### [PROVIDED ENTRIES]

====

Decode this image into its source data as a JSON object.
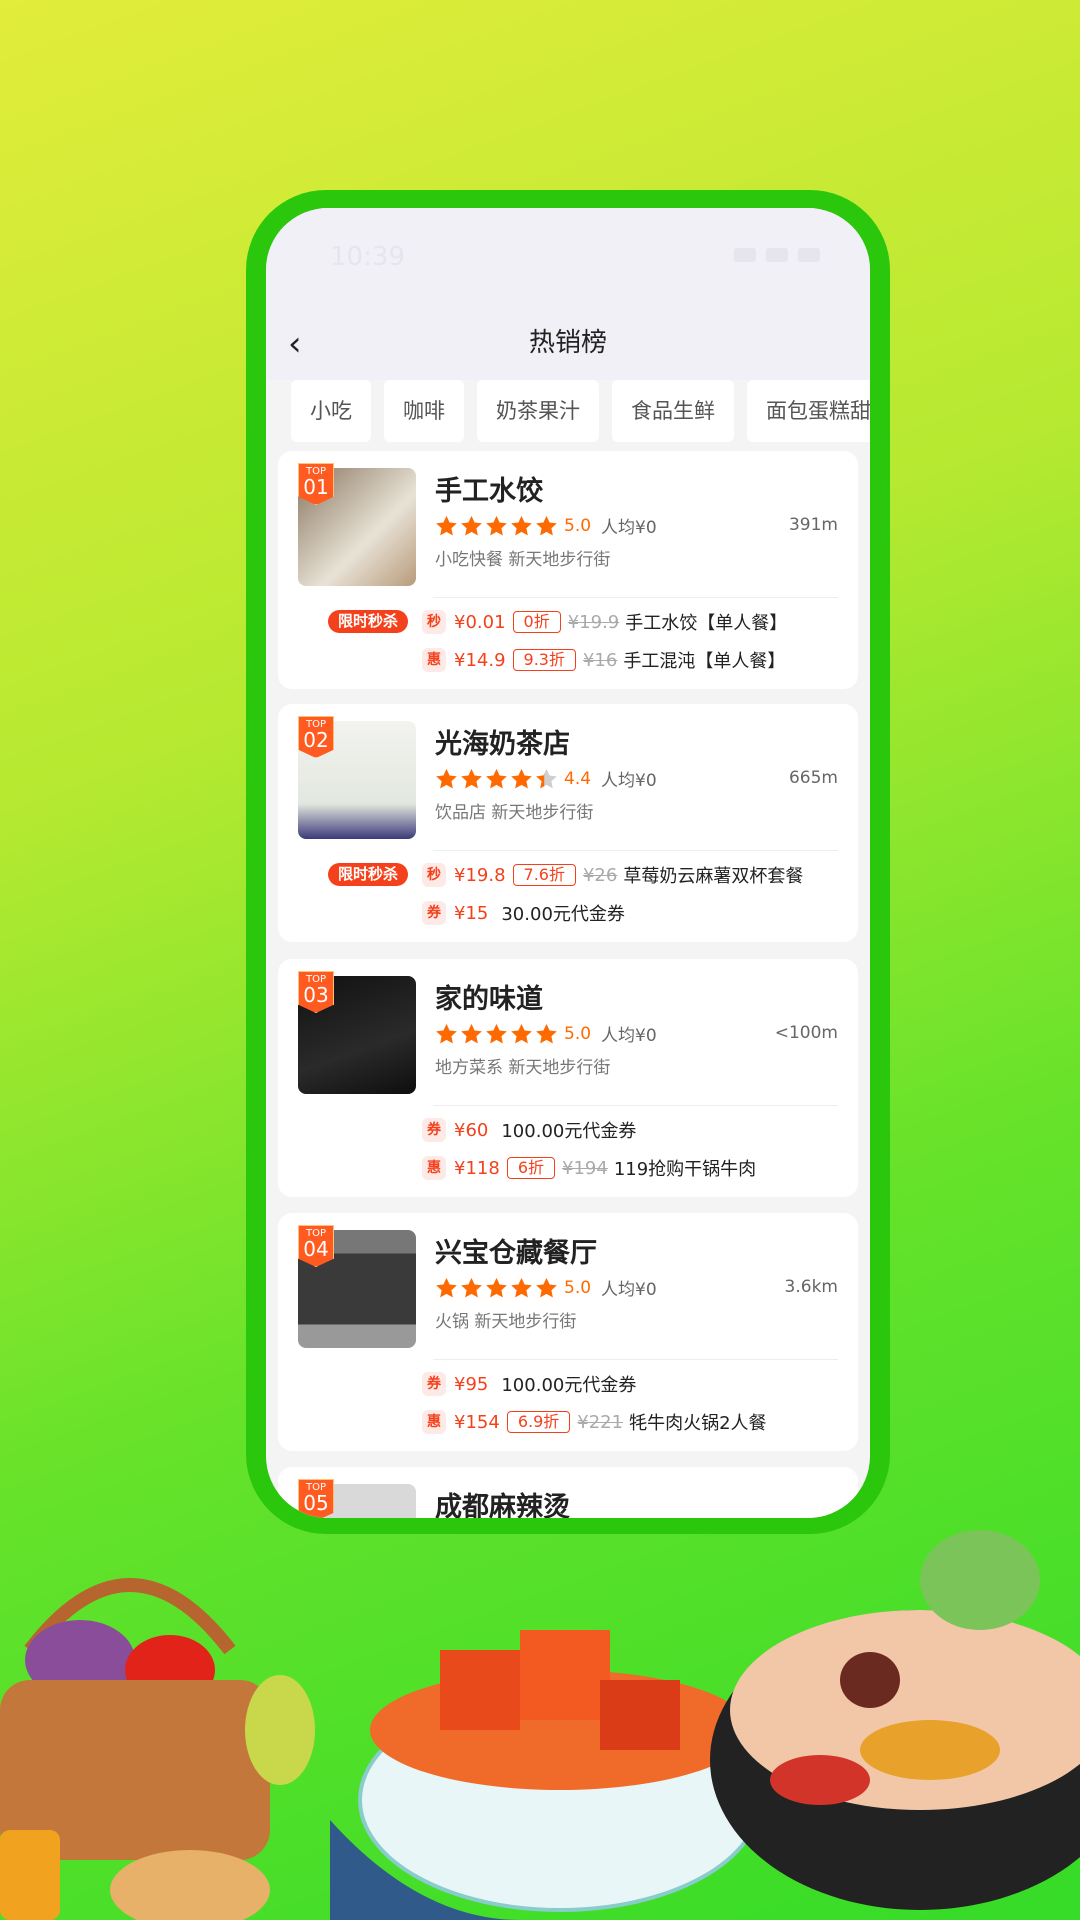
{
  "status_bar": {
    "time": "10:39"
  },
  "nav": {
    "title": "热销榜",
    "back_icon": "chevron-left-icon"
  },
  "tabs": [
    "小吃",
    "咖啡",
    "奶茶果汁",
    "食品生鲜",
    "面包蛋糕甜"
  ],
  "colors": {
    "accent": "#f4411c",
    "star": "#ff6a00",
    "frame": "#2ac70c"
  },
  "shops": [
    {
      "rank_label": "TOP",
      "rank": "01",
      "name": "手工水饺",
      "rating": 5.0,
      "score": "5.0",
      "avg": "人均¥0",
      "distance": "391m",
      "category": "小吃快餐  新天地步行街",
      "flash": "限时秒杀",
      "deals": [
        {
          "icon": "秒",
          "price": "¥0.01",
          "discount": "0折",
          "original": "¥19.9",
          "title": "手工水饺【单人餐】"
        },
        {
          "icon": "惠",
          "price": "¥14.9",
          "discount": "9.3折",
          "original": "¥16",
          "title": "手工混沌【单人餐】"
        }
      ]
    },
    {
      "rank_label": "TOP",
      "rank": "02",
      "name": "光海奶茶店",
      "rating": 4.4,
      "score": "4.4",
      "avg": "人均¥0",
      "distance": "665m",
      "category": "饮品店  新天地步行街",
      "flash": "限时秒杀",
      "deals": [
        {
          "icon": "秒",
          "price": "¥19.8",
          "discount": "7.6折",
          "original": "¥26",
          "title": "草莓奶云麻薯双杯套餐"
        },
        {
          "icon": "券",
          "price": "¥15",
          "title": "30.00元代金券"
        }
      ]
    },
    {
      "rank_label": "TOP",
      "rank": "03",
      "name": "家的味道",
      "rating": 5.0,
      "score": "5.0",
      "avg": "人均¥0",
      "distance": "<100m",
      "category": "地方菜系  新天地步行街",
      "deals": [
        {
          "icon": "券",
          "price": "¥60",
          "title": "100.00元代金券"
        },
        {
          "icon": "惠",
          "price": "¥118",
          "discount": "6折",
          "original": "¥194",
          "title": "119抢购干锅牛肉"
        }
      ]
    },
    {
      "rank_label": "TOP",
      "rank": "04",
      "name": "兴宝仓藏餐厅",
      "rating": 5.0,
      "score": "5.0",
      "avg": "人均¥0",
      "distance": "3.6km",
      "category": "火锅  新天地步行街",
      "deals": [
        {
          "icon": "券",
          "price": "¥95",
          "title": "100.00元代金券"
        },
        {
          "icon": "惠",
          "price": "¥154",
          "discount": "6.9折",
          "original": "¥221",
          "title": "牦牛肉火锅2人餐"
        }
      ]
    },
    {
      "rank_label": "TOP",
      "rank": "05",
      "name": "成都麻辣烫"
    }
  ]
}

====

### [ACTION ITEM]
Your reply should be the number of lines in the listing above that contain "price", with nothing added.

### [TASK OUTPUT]
8